Steel said that while it was only the first day of filing, he doesn't foresee any other casino interests vying for the Jefferson County license.
"From the scale that Downstream is looking at investing in Jefferson County, it would be very difficult for other qualified applicants to match," said Steel, referring to the tribe's business entity, the Downstream Development Authority. "This goes beyond just dollars and cents. For Downstream and the Quapaw tribe this is about investment in the homeland."
Pine Bluff Mayor Shirley Washington and Jefferson County's County Judge Gerald Robinson issued a written endorsement for the Quapaw Nation proposal, Steel said.
The local official endorsements are required under Amendment 100.
The prospects for a Pope County casino license are in doubt, however. Voters in that county overwhelmingly rejected Amendment 100 at the polls and approved an ordinance that any endorsement by local officials would required voter approval.
Officials of one contender, Gulfside Casino Partnership, have said they will submit an application with endorsements they received from previous Pope County and Russellville officials. Those officials, just before leaving office at the end of December, issued letters of support for Gulfside.
But the state Racing Commission ruled earlier this year that the endorsements can come only from officials in office at the time the application is submitted.
Current Pope County and Russellville officials said they will not throw their support behind a casino proposal unless it is the will of their constituents.
Messages left for Gulfside's attorney, Casey Castleberry, to ask when the company planned to submit its application were not returned as of late Wednesday.

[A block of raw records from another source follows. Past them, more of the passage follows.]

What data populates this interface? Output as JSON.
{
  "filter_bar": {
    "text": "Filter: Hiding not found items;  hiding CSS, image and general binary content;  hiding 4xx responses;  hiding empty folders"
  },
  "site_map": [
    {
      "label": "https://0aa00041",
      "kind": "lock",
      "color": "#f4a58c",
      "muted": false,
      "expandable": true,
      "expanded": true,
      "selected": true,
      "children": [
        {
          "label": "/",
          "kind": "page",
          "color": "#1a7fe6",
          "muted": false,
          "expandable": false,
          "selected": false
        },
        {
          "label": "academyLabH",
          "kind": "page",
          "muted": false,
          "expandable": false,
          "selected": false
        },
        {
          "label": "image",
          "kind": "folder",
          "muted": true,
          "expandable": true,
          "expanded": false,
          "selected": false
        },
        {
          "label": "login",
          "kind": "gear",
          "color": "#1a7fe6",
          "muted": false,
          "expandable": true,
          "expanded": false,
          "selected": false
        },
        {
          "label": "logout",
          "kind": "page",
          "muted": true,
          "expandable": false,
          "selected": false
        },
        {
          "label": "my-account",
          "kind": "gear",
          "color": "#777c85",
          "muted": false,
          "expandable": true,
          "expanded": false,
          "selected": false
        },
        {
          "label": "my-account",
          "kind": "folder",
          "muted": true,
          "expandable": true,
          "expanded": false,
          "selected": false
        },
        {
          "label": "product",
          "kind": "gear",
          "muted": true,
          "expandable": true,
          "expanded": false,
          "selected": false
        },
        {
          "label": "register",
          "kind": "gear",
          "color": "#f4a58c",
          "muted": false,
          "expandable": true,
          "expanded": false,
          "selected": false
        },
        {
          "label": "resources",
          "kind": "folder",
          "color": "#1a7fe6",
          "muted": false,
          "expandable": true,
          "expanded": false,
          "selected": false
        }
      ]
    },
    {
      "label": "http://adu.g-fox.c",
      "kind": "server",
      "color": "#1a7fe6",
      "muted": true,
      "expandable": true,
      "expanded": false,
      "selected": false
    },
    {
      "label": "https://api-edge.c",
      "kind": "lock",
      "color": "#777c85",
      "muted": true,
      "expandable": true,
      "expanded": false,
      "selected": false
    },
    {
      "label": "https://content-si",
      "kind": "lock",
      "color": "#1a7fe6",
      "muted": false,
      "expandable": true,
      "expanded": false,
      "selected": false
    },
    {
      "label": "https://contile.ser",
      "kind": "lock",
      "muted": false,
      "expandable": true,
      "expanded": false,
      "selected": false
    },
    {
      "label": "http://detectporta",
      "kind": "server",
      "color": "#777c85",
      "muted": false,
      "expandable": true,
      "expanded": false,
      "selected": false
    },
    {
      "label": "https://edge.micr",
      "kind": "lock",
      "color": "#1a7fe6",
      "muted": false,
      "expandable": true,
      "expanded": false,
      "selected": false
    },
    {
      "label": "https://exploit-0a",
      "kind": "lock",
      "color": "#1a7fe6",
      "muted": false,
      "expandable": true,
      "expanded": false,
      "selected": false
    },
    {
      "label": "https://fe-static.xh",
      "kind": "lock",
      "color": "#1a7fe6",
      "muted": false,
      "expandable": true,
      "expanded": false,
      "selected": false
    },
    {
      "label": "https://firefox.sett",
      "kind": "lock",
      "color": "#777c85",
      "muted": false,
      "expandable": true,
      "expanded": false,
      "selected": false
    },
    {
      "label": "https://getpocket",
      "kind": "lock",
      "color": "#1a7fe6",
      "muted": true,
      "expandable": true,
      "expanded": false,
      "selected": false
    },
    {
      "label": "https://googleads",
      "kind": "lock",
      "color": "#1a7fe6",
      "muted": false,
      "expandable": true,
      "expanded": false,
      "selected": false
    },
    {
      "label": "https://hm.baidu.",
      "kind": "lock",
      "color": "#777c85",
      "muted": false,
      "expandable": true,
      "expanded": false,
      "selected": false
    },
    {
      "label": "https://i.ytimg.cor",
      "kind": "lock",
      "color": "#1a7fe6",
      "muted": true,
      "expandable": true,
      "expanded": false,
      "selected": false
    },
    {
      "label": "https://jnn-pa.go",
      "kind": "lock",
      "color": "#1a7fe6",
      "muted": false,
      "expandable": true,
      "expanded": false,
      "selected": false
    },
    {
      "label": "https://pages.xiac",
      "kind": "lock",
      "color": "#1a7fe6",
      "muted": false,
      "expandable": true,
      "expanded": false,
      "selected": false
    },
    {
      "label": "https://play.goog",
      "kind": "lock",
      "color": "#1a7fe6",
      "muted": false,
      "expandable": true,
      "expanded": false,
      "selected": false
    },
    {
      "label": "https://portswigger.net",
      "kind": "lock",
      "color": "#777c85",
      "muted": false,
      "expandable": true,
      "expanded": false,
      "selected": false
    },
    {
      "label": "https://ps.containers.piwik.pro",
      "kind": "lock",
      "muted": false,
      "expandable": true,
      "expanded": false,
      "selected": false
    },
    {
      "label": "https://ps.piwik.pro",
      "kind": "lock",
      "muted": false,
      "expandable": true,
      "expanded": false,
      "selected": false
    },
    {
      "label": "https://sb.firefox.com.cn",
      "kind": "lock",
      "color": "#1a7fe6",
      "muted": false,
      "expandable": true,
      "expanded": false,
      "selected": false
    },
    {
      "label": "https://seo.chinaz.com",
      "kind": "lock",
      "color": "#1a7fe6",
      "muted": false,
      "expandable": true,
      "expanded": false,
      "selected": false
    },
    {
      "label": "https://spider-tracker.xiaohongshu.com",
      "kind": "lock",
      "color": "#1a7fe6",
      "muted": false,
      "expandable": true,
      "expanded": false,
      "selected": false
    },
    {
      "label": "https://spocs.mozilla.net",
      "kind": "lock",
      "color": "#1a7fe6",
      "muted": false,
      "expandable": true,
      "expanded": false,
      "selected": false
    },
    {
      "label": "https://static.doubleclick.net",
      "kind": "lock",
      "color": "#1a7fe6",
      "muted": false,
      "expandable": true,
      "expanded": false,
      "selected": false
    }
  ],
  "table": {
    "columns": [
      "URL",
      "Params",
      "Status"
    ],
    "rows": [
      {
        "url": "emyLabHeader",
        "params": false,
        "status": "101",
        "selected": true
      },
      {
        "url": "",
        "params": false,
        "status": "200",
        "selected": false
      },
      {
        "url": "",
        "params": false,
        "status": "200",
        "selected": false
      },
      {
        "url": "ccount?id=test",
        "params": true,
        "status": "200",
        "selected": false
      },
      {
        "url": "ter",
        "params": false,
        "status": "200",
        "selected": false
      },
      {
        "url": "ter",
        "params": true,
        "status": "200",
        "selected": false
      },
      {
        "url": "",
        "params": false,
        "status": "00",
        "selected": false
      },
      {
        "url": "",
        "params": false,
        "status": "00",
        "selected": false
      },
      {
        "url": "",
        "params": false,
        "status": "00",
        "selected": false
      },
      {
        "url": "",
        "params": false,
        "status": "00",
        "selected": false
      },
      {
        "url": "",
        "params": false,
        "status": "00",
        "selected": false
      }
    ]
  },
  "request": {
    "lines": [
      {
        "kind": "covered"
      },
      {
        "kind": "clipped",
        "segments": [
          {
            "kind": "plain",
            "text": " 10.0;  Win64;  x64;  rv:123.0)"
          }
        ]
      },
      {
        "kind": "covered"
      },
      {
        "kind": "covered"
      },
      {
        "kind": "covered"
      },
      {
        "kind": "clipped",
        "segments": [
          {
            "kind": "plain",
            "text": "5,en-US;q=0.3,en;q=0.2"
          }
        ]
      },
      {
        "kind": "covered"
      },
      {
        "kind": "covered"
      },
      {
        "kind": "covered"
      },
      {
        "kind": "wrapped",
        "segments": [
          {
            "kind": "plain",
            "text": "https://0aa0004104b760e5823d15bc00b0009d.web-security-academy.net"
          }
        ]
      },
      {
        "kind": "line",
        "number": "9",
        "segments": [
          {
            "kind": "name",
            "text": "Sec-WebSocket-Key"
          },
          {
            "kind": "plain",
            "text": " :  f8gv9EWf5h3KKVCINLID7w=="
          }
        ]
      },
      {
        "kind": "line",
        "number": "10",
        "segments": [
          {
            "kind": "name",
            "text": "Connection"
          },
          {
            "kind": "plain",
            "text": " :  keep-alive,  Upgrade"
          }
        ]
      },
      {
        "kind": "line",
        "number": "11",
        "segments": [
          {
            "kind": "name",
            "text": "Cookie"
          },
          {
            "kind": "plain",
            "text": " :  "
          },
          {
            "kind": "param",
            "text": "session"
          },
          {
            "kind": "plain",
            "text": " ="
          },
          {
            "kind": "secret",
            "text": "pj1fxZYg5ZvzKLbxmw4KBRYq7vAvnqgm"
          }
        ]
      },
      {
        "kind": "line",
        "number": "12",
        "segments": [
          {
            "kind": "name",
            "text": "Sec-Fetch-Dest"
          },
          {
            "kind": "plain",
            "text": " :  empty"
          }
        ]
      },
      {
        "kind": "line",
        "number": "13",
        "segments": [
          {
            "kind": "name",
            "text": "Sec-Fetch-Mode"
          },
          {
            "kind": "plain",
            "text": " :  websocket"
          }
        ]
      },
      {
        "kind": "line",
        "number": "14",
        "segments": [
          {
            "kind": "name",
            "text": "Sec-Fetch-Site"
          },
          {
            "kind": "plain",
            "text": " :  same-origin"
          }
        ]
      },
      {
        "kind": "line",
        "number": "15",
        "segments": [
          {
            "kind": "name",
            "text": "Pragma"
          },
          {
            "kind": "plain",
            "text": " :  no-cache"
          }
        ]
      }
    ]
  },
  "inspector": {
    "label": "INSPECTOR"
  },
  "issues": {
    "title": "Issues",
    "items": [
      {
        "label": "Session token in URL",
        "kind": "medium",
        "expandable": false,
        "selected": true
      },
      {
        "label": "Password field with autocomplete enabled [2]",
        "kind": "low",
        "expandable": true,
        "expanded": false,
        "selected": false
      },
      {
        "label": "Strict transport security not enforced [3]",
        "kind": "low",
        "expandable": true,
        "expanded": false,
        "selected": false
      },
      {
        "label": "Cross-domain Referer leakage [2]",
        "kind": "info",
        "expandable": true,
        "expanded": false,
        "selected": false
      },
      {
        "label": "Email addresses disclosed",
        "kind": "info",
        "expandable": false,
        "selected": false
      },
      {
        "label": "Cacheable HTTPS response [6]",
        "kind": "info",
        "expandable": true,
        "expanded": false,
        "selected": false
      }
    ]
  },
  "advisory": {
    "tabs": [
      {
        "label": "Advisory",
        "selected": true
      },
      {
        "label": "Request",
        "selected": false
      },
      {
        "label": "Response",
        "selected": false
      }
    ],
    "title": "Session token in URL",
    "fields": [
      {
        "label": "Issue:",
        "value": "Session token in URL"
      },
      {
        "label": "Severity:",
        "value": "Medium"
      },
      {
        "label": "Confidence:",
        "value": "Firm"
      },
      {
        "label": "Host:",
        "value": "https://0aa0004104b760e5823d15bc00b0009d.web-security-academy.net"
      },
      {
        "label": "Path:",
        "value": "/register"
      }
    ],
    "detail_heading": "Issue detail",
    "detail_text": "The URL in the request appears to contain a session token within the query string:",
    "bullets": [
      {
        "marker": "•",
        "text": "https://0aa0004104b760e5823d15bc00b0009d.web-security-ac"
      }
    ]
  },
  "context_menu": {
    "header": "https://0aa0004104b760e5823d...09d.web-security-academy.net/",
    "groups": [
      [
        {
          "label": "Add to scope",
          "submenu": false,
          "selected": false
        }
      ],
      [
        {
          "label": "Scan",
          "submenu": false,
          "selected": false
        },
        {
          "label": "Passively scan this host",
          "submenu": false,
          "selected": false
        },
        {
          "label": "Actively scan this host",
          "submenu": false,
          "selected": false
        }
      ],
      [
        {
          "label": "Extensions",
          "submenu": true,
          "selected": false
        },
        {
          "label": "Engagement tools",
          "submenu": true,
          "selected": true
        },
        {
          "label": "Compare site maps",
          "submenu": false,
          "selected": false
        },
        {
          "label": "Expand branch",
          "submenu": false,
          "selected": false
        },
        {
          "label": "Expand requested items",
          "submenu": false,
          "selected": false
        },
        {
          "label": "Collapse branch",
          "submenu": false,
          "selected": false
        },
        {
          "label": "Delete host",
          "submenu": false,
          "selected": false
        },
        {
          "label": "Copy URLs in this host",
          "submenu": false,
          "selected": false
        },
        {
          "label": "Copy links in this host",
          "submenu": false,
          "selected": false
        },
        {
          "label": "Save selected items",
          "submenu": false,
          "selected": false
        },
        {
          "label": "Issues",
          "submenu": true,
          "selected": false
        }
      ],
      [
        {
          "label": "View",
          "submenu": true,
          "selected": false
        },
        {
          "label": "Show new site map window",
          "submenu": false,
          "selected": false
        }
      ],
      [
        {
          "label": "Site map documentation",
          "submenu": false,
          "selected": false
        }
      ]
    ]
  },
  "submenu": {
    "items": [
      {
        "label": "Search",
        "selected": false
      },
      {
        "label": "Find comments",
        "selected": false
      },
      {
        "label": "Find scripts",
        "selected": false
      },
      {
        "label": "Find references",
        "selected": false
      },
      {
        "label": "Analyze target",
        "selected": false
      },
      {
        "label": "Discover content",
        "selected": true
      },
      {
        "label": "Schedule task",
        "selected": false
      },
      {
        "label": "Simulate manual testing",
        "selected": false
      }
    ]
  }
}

Bill Warner, chief executive officer of Warner Gaming, a third company interested in applying for a license in Pope County, would not say in an interview Wednesday when the company would submit an application. However, he said it would be submitted without local government endorsements.
"We've had meetings with them, and they've been pretty clear they're not going to issue a letter of support. So, at this point in time, I think the best thing to do is to continue to move forward in the application process," Warner said. "Hopefully, at some point in time, we'll get the opportunity to describe why this is going to be a great project."
The Cherokee Nation, which operates 10 casinos in Oklahoma, also has expressed interest in applying for a casino license in Pope County. Amanda Clinton, spokesman for the Cherokee Nation, declined to comment when contacted Wednesday.
Any applicant that is not accepted will receive only half of the $250,000 application fee back, according to the licensing rules.
Scott Hardin, spokesman for the state Department of Finance and Administration, which oversees the Racing Commission, said the commission was "pleased to formally open the application process."
"Following submission, applications are shared with each member of the Racing Commission, providing Commissioners sufficient time for thorough review," Hardin said in an email. "We anticipate applicants will be asked to attend a scheduled June 13 meeting of the Commission in order to speak to Commissioners and answer questions. Depending on the number of applicants, a license could be approved as soon as the June 13 meeting."
Berrey said that as soon as a license is awarded, crews will begin work "within 10 minutes."
"It will take about 10 to 11 months to get it framed in, then we'll open the casino and a couple of restaurants," Berrey said. "Then we'll finish the hotel and convention center. It will probably be 16-18 months total time. We'll have the ball rolling and people working. We'll be generating taxes for the state of Arkansas, and we'll be bringing people to Jefferson County for tourism."
A Section on 05/02/2019
Print Headline: Quapaw Nation seeks go-ahead for Arkansas casino plans